Data listing:

.....

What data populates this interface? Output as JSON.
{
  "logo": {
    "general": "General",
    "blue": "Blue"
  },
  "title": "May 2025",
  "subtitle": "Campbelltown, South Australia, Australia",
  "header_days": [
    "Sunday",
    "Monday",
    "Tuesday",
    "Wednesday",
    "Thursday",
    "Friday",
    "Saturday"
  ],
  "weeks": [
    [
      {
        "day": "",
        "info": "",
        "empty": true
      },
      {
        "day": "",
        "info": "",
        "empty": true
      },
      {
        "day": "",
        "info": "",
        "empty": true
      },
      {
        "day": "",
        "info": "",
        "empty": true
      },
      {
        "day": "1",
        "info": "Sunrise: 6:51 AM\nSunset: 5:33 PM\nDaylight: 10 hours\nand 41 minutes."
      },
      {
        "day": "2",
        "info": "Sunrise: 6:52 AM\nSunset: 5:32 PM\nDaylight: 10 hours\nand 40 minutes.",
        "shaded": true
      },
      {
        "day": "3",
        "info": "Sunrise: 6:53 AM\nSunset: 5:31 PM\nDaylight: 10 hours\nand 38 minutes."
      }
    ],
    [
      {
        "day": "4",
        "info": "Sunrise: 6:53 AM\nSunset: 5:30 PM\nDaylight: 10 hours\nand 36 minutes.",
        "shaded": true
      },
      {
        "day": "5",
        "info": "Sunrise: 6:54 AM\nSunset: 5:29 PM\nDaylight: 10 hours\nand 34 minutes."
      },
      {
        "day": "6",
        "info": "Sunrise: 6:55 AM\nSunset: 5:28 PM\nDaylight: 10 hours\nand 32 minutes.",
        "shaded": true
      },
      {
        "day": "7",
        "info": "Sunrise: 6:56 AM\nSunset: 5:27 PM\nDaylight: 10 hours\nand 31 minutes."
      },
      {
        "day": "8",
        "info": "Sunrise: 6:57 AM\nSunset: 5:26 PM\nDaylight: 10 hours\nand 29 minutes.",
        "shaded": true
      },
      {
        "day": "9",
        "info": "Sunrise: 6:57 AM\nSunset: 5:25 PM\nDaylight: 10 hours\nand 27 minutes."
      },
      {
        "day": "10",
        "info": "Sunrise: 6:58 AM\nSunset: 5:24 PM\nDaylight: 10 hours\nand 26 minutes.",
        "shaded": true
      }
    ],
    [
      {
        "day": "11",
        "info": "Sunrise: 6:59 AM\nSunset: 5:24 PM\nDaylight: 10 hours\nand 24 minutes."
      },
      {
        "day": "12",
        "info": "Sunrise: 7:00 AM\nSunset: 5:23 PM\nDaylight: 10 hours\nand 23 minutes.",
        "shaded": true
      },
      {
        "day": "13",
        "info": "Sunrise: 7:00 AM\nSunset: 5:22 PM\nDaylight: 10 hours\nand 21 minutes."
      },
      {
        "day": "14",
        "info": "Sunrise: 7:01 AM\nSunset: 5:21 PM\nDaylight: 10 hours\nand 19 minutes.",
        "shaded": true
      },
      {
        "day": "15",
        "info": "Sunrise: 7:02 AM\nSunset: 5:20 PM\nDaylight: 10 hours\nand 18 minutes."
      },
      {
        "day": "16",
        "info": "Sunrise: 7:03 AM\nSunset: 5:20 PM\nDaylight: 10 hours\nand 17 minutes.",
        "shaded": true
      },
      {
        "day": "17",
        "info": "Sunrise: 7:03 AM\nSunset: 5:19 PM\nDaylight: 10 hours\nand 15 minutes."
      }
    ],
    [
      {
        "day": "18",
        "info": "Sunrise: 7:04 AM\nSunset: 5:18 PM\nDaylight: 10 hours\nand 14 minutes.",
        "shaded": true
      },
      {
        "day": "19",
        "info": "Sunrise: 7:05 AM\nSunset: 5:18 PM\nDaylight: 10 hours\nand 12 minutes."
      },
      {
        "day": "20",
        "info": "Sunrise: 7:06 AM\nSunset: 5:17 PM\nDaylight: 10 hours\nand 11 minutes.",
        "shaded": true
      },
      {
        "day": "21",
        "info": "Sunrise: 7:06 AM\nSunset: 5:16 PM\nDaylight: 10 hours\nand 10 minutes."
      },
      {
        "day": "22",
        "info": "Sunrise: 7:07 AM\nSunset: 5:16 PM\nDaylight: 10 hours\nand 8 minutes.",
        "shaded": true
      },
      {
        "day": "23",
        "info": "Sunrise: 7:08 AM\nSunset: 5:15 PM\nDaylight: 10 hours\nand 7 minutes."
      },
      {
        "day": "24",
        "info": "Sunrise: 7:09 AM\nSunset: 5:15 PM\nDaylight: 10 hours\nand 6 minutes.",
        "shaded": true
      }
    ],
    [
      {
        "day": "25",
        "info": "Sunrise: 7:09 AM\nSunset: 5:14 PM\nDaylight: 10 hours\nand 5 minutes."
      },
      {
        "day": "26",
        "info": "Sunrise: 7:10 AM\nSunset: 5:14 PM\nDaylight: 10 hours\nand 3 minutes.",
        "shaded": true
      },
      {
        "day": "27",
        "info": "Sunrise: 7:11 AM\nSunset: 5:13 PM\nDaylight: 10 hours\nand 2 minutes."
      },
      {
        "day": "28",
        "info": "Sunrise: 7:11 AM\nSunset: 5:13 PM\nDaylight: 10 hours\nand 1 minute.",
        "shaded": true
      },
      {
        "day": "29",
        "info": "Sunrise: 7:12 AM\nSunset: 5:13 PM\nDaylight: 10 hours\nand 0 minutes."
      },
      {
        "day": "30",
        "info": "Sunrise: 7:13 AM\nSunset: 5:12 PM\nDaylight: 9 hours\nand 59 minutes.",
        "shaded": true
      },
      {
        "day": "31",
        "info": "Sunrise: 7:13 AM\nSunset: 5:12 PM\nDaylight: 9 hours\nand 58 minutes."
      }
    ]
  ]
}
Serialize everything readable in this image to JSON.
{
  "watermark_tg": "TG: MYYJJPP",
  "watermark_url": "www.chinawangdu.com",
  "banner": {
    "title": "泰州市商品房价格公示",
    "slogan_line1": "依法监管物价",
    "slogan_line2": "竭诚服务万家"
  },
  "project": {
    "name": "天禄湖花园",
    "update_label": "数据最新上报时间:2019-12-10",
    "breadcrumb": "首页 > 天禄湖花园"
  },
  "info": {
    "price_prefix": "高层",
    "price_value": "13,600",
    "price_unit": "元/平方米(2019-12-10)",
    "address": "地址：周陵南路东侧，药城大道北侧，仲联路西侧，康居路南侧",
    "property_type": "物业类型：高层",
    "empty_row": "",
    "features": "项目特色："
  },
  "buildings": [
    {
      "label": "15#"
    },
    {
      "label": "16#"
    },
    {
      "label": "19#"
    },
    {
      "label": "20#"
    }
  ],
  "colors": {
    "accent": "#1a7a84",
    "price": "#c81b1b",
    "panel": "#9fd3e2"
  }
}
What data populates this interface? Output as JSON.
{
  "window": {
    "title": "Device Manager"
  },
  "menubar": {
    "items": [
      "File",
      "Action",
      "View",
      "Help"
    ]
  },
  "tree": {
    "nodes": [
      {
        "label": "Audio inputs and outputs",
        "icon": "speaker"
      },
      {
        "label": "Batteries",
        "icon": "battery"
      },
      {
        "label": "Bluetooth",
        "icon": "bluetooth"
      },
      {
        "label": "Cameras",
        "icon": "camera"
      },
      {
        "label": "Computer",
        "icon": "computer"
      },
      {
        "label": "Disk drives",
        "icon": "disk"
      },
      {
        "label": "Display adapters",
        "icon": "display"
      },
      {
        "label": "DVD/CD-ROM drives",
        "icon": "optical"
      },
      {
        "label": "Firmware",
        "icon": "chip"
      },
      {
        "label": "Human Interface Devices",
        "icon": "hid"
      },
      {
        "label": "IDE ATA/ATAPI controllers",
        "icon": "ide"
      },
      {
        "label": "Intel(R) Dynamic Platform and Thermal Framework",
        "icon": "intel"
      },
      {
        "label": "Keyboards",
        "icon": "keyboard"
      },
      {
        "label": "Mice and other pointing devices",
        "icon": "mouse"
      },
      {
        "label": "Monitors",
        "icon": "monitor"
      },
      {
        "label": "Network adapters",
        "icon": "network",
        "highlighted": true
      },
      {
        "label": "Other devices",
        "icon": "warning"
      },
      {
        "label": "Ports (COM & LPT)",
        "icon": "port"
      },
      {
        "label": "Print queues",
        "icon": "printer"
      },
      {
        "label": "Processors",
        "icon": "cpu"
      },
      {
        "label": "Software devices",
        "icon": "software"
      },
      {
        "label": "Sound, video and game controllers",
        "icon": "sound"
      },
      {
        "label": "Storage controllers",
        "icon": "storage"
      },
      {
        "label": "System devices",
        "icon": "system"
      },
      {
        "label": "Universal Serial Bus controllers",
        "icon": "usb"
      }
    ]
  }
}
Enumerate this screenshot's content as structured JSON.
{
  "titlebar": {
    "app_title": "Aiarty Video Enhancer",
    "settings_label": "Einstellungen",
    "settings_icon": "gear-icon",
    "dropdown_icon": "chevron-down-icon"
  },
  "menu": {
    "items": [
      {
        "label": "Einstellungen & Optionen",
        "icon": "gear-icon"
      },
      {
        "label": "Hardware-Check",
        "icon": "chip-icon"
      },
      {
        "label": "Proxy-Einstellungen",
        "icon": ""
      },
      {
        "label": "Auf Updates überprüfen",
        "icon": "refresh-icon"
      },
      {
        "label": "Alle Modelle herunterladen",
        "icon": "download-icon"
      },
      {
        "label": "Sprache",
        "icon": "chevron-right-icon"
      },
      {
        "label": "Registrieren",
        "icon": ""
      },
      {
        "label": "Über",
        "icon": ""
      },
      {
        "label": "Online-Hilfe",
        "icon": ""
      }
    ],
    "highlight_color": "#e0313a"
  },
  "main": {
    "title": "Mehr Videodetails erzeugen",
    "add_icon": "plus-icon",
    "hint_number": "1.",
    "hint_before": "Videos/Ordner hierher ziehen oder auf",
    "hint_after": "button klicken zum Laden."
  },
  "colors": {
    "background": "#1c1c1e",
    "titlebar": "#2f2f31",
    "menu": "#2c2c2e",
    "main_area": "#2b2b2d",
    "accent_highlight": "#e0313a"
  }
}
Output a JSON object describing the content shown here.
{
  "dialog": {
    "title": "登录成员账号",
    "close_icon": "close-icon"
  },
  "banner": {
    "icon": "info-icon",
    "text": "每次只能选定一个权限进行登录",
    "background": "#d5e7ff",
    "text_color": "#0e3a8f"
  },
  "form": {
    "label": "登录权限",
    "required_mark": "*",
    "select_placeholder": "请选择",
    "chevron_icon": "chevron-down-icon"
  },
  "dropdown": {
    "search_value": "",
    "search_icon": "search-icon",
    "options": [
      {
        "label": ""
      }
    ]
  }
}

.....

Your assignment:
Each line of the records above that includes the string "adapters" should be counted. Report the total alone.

Reply:
2